  1. ^ "ASVALAN Certification" (PDF). Defense Information Systems Agency. 18 Dec 2009. Archived (PDF) from the original on 16 July 2011. Retrieved 2 Aug 2011. 
  2. ^ Tolly Group Engineers (March 2010). "Avaya Data Network Solutions Performance, Resiliency and TCO Comparison to Cisco/HP ProCurve Across Network Classes (Test# 210113)" (PDF). Tolly Enterprises, LLC. Retrieved 28 Aug 2010. 
  3. ^ Tolly Group Engineers (June 2005). "Ethernet Routing Switch 8600 and Ethernet Routing Switch 5520/5530 (#205116)" (PDF). Tolly Enterprises, LLC. Archived (PDF) from the original on 25 July 2011. Retrieved 4 Aug 2011. 
  4. ^ Venue Telecommunications for the Vancouver 2010 Olympics (PDF), January 11, 2010 
  5. ^ Tim Greene. "Avaya hopes for gold in running the Olympic network". NetworkWorld. Retrieved 16 Feb 2010 & 5 Aug 2011.  Check date values in: |accessdate= (help)
  6. ^ Read, Brendan B. (January 7, 2010), Avaya Takes Over Nortel's 2010 Winter Olympics Sponsorship, TMC News, retrieved 9 Aug 2011 
  7. ^ Frohwerk, Dean; Edgett, Simon; Moore, Greg, Vancouver 2010 Winter Games: The most technologically advanced network in Olympic history, retrieved 9 Aug 2011 

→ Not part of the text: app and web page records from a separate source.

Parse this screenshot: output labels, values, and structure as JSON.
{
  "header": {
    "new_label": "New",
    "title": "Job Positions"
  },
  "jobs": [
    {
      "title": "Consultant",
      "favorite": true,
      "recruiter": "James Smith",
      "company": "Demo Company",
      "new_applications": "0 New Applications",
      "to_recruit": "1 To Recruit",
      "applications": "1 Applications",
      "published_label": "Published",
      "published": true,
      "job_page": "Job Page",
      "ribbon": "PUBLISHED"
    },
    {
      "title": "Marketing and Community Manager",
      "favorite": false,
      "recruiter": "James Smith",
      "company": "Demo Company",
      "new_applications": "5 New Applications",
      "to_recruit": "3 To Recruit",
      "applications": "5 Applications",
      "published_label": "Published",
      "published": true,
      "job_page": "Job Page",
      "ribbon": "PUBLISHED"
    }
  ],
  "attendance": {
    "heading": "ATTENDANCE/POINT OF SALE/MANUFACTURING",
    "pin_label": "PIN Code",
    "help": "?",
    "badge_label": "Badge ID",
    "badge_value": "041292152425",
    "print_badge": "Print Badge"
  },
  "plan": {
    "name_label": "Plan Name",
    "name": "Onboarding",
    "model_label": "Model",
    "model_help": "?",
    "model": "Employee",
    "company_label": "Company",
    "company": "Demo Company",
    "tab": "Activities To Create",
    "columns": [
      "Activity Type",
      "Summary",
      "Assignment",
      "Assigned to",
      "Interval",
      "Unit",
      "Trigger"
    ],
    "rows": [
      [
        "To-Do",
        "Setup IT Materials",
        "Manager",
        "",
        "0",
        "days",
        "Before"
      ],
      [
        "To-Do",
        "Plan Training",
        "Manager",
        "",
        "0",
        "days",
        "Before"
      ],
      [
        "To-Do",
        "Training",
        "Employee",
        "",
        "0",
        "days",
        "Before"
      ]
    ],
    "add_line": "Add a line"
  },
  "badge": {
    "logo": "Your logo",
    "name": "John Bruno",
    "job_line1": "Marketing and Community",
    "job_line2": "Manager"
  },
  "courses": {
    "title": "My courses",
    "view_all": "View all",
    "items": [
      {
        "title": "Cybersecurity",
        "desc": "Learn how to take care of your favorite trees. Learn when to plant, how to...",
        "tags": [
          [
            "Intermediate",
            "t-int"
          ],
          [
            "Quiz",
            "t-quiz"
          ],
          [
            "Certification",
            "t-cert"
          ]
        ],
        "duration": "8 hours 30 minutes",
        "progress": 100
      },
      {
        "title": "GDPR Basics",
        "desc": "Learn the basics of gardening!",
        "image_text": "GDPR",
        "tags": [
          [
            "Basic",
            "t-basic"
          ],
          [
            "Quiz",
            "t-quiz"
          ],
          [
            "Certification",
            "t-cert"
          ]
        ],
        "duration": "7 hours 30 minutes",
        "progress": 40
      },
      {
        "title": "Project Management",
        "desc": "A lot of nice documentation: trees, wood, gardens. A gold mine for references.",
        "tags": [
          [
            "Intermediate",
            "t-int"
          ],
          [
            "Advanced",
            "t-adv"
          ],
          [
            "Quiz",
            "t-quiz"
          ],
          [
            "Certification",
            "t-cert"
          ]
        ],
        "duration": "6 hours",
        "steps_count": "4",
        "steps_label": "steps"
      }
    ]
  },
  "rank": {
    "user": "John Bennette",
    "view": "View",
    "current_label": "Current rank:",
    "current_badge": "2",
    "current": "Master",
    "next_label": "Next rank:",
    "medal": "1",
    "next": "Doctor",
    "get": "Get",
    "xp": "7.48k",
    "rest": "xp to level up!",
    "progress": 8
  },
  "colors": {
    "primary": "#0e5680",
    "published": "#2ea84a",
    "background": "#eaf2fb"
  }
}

  8. ^ "Ethernet Routing Switch 5000 Series View All Documents". Avaya. Retrieved 4 Aug 2011. 
  9. ^ Nortel Ethernet Routing Switch Solutions. Nortel Press. October 2008. p. 25. ISBN 978-0-9815218-1-7. 
  10. ^ Avaya (December 2010). "Release 6.2 Avaya Ethernet Routing Switch 5000 Series". Avaya. Retrieved 27 March 2012. 

Further reading[edit]

External links[edit]